* Instructions to follow *
Each record that follows goes into your reply unchanged; the pictures do not.

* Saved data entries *

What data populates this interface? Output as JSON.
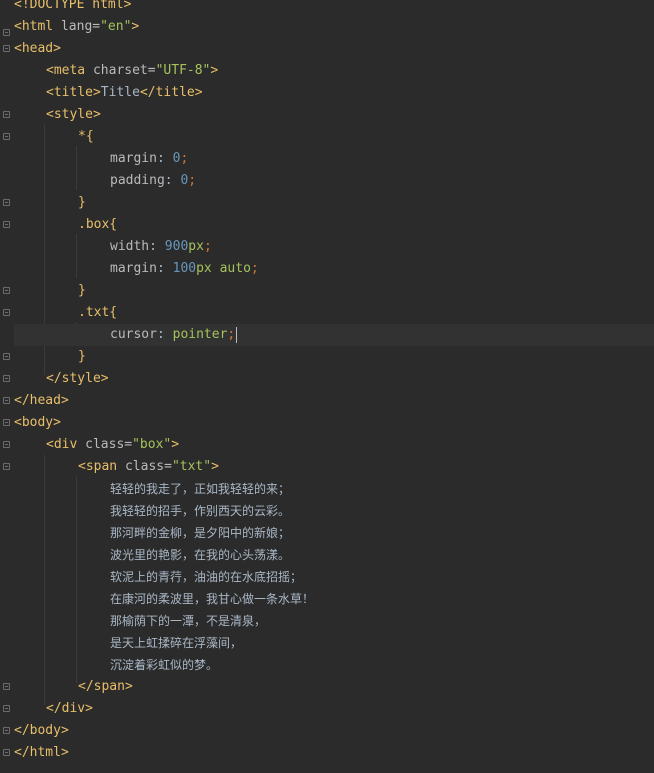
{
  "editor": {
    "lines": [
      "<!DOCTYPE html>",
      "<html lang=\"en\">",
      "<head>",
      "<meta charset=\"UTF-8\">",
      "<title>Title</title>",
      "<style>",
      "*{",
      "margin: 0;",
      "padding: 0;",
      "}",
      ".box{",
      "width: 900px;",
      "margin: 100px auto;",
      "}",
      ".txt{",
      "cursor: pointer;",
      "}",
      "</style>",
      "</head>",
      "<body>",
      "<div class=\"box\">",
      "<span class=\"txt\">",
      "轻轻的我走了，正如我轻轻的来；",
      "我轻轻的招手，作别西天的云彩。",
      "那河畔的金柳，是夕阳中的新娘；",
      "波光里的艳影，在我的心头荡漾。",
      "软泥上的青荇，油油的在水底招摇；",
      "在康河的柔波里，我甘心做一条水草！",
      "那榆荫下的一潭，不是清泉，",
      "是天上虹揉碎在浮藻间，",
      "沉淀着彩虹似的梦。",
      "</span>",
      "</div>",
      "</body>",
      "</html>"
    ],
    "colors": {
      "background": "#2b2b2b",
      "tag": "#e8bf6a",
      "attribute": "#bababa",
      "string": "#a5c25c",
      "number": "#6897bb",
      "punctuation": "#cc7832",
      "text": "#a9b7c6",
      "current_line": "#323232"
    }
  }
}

* Answer area *
What data populates this interface? Output as JSON.
{
  "editor": {
    "lines": [
      "<!DOCTYPE html>",
      "<html lang=\"en\">",
      "<head>",
      "<meta charset=\"UTF-8\">",
      "<title>Title</title>",
      "<style>",
      "*{",
      "margin: 0;",
      "padding: 0;",
      "}",
      ".box{",
      "width: 900px;",
      "margin: 100px auto;",
      "}",
      ".txt{",
      "cursor: pointer;",
      "}",
      "</style>",
      "</head>",
      "<body>",
      "<div class=\"box\">",
      "<span class=\"txt\">",
      "轻轻的我走了，正如我轻轻的来；",
      "我轻轻的招手，作别西天的云彩。",
      "那河畔的金柳，是夕阳中的新娘；",
      "波光里的艳影，在我的心头荡漾。",
      "软泥上的青荇，油油的在水底招摇；",
      "在康河的柔波里，我甘心做一条水草！",
      "那榆荫下的一潭，不是清泉，",
      "是天上虹揉碎在浮藻间，",
      "沉淀着彩虹似的梦。",
      "</span>",
      "</div>",
      "</body>",
      "</html>"
    ],
    "colors": {
      "background": "#2b2b2b",
      "tag": "#e8bf6a",
      "attribute": "#bababa",
      "string": "#a5c25c",
      "number": "#6897bb",
      "punctuation": "#cc7832",
      "text": "#a9b7c6",
      "current_line": "#323232"
    }
  }
}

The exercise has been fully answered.